The records need to be set down again exactly as they appear.

Source data:
* * * *
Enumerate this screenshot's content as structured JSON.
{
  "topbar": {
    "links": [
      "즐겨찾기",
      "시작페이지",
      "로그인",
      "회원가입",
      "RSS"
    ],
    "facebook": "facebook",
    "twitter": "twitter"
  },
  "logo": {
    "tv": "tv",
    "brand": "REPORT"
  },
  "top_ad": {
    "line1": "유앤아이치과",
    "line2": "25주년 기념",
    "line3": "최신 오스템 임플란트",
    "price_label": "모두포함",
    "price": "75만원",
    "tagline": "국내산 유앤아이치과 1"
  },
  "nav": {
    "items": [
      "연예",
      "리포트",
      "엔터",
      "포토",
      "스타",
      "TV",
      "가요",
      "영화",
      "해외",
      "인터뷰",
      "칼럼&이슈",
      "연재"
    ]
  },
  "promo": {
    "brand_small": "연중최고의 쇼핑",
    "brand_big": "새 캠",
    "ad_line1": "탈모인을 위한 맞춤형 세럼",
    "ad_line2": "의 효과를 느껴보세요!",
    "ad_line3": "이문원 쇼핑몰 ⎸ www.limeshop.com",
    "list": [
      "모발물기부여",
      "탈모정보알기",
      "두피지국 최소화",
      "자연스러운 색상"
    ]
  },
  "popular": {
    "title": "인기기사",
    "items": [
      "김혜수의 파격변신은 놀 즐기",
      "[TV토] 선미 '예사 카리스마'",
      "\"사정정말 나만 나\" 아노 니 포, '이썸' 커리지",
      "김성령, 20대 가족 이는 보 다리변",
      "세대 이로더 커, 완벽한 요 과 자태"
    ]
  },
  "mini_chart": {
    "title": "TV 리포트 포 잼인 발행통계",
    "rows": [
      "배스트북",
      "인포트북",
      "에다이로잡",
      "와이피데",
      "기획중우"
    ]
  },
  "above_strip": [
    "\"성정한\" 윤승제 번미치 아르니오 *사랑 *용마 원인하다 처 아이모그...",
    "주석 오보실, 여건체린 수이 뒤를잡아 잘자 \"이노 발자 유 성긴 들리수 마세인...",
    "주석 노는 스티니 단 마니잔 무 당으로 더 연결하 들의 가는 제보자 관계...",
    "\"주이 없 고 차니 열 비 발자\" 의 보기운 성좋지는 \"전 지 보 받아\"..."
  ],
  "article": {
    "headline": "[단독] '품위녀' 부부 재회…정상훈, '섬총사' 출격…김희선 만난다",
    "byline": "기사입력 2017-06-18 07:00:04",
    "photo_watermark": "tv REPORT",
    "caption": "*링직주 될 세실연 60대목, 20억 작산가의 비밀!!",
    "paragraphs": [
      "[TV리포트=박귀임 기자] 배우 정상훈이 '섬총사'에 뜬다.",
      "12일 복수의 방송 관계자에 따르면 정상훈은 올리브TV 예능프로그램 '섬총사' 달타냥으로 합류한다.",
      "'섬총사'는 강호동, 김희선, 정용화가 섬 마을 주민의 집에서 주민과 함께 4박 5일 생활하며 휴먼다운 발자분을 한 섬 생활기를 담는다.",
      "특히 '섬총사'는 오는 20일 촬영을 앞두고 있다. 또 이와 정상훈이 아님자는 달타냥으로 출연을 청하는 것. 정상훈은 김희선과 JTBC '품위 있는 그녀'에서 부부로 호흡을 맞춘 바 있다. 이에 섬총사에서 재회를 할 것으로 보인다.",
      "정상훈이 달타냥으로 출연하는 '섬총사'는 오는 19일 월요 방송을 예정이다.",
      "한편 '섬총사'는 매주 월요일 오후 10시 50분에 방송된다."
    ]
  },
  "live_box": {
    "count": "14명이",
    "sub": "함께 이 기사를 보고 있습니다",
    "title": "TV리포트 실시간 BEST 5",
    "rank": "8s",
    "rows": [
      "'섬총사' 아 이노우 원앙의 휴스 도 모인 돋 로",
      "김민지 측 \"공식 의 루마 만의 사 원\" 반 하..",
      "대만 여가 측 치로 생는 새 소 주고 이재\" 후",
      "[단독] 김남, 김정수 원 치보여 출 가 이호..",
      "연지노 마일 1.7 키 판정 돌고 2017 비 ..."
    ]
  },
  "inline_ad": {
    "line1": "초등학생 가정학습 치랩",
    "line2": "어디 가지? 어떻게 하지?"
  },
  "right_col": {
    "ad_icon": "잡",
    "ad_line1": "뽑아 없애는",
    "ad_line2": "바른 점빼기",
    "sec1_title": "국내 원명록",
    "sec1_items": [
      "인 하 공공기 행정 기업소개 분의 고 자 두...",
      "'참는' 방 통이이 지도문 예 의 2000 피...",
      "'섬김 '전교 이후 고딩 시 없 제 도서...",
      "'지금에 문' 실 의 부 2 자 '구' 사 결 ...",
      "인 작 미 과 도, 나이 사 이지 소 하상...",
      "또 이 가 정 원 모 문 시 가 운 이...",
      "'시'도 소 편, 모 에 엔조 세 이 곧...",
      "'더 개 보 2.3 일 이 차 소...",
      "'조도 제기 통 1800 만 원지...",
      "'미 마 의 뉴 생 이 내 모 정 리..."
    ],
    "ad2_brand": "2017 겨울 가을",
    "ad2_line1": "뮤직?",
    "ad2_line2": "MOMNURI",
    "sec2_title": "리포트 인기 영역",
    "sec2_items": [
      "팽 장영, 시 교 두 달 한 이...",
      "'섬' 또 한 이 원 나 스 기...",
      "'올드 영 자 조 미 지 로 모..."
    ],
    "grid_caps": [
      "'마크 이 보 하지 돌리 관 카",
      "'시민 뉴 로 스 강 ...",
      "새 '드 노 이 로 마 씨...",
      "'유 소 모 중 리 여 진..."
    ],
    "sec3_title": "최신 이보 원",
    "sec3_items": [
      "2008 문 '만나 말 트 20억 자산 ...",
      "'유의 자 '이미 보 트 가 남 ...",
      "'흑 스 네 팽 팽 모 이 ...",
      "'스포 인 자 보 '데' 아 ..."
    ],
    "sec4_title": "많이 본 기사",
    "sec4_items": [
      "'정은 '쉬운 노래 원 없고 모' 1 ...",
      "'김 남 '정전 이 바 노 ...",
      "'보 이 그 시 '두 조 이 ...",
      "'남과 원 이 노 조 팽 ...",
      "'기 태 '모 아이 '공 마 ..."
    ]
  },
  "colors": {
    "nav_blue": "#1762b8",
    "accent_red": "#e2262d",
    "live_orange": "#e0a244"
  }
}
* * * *
Response for this exercise:
Enumerate this screenshot's content as structured JSON.
{
  "topbar": {
    "links": [
      "즐겨찾기",
      "시작페이지",
      "로그인",
      "회원가입",
      "RSS"
    ],
    "facebook": "facebook",
    "twitter": "twitter"
  },
  "logo": {
    "tv": "tv",
    "brand": "REPORT"
  },
  "top_ad": {
    "line1": "유앤아이치과",
    "line2": "25주년 기념",
    "line3": "최신 오스템 임플란트",
    "price_label": "모두포함",
    "price": "75만원",
    "tagline": "국내산 유앤아이치과 1"
  },
  "nav": {
    "items": [
      "연예",
      "리포트",
      "엔터",
      "포토",
      "스타",
      "TV",
      "가요",
      "영화",
      "해외",
      "인터뷰",
      "칼럼&이슈",
      "연재"
    ]
  },
  "promo": {
    "brand_small": "연중최고의 쇼핑",
    "brand_big": "새 캠",
    "ad_line1": "탈모인을 위한 맞춤형 세럼",
    "ad_line2": "의 효과를 느껴보세요!",
    "ad_line3": "이문원 쇼핑몰 ⎸ www.limeshop.com",
    "list": [
      "모발물기부여",
      "탈모정보알기",
      "두피지국 최소화",
      "자연스러운 색상"
    ]
  },
  "popular": {
    "title": "인기기사",
    "items": [
      "김혜수의 파격변신은 놀 즐기",
      "[TV토] 선미 '예사 카리스마'",
      "\"사정정말 나만 나\" 아노 니 포, '이썸' 커리지",
      "김성령, 20대 가족 이는 보 다리변",
      "세대 이로더 커, 완벽한 요 과 자태"
    ]
  },
  "mini_chart": {
    "title": "TV 리포트 포 잼인 발행통계",
    "rows": [
      "배스트북",
      "인포트북",
      "에다이로잡",
      "와이피데",
      "기획중우"
    ]
  },
  "above_strip": [
    "\"성정한\" 윤승제 번미치 아르니오 *사랑 *용마 원인하다 처 아이모그...",
    "주석 오보실, 여건체린 수이 뒤를잡아 잘자 \"이노 발자 유 성긴 들리수 마세인...",
    "주석 노는 스티니 단 마니잔 무 당으로 더 연결하 들의 가는 제보자 관계...",
    "\"주이 없 고 차니 열 비 발자\" 의 보기운 성좋지는 \"전 지 보 받아\"..."
  ],
  "article": {
    "headline": "[단독] '품위녀' 부부 재회…정상훈, '섬총사' 출격…김희선 만난다",
    "byline": "기사입력 2017-06-18 07:00:04",
    "photo_watermark": "tv REPORT",
    "caption": "*링직주 될 세실연 60대목, 20억 작산가의 비밀!!",
    "paragraphs": [
      "[TV리포트=박귀임 기자] 배우 정상훈이 '섬총사'에 뜬다.",
      "12일 복수의 방송 관계자에 따르면 정상훈은 올리브TV 예능프로그램 '섬총사' 달타냥으로 합류한다.",
      "'섬총사'는 강호동, 김희선, 정용화가 섬 마을 주민의 집에서 주민과 함께 4박 5일 생활하며 휴먼다운 발자분을 한 섬 생활기를 담는다.",
      "특히 '섬총사'는 오는 20일 촬영을 앞두고 있다. 또 이와 정상훈이 아님자는 달타냥으로 출연을 청하는 것. 정상훈은 김희선과 JTBC '품위 있는 그녀'에서 부부로 호흡을 맞춘 바 있다. 이에 섬총사에서 재회를 할 것으로 보인다.",
      "정상훈이 달타냥으로 출연하는 '섬총사'는 오는 19일 월요 방송을 예정이다.",
      "한편 '섬총사'는 매주 월요일 오후 10시 50분에 방송된다."
    ]
  },
  "live_box": {
    "count": "14명이",
    "sub": "함께 이 기사를 보고 있습니다",
    "title": "TV리포트 실시간 BEST 5",
    "rank": "8s",
    "rows": [
      "'섬총사' 아 이노우 원앙의 휴스 도 모인 돋 로",
      "김민지 측 \"공식 의 루마 만의 사 원\" 반 하..",
      "대만 여가 측 치로 생는 새 소 주고 이재\" 후",
      "[단독] 김남, 김정수 원 치보여 출 가 이호..",
      "연지노 마일 1.7 키 판정 돌고 2017 비 ..."
    ]
  },
  "inline_ad": {
    "line1": "초등학생 가정학습 치랩",
    "line2": "어디 가지? 어떻게 하지?"
  },
  "right_col": {
    "ad_icon": "잡",
    "ad_line1": "뽑아 없애는",
    "ad_line2": "바른 점빼기",
    "sec1_title": "국내 원명록",
    "sec1_items": [
      "인 하 공공기 행정 기업소개 분의 고 자 두...",
      "'참는' 방 통이이 지도문 예 의 2000 피...",
      "'섬김 '전교 이후 고딩 시 없 제 도서...",
      "'지금에 문' 실 의 부 2 자 '구' 사 결 ...",
      "인 작 미 과 도, 나이 사 이지 소 하상...",
      "또 이 가 정 원 모 문 시 가 운 이...",
      "'시'도 소 편, 모 에 엔조 세 이 곧...",
      "'더 개 보 2.3 일 이 차 소...",
      "'조도 제기 통 1800 만 원지...",
      "'미 마 의 뉴 생 이 내 모 정 리..."
    ],
    "ad2_brand": "2017 겨울 가을",
    "ad2_line1": "뮤직?",
    "ad2_line2": "MOMNURI",
    "sec2_title": "리포트 인기 영역",
    "sec2_items": [
      "팽 장영, 시 교 두 달 한 이...",
      "'섬' 또 한 이 원 나 스 기...",
      "'올드 영 자 조 미 지 로 모..."
    ],
    "grid_caps": [
      "'마크 이 보 하지 돌리 관 카",
      "'시민 뉴 로 스 강 ...",
      "새 '드 노 이 로 마 씨...",
      "'유 소 모 중 리 여 진..."
    ],
    "sec3_title": "최신 이보 원",
    "sec3_items": [
      "2008 문 '만나 말 트 20억 자산 ...",
      "'유의 자 '이미 보 트 가 남 ...",
      "'흑 스 네 팽 팽 모 이 ...",
      "'스포 인 자 보 '데' 아 ..."
    ],
    "sec4_title": "많이 본 기사",
    "sec4_items": [
      "'정은 '쉬운 노래 원 없고 모' 1 ...",
      "'김 남 '정전 이 바 노 ...",
      "'보 이 그 시 '두 조 이 ...",
      "'남과 원 이 노 조 팽 ...",
      "'기 태 '모 아이 '공 마 ..."
    ]
  },
  "colors": {
    "nav_blue": "#1762b8",
    "accent_red": "#e2262d",
    "live_orange": "#e0a244"
  }
}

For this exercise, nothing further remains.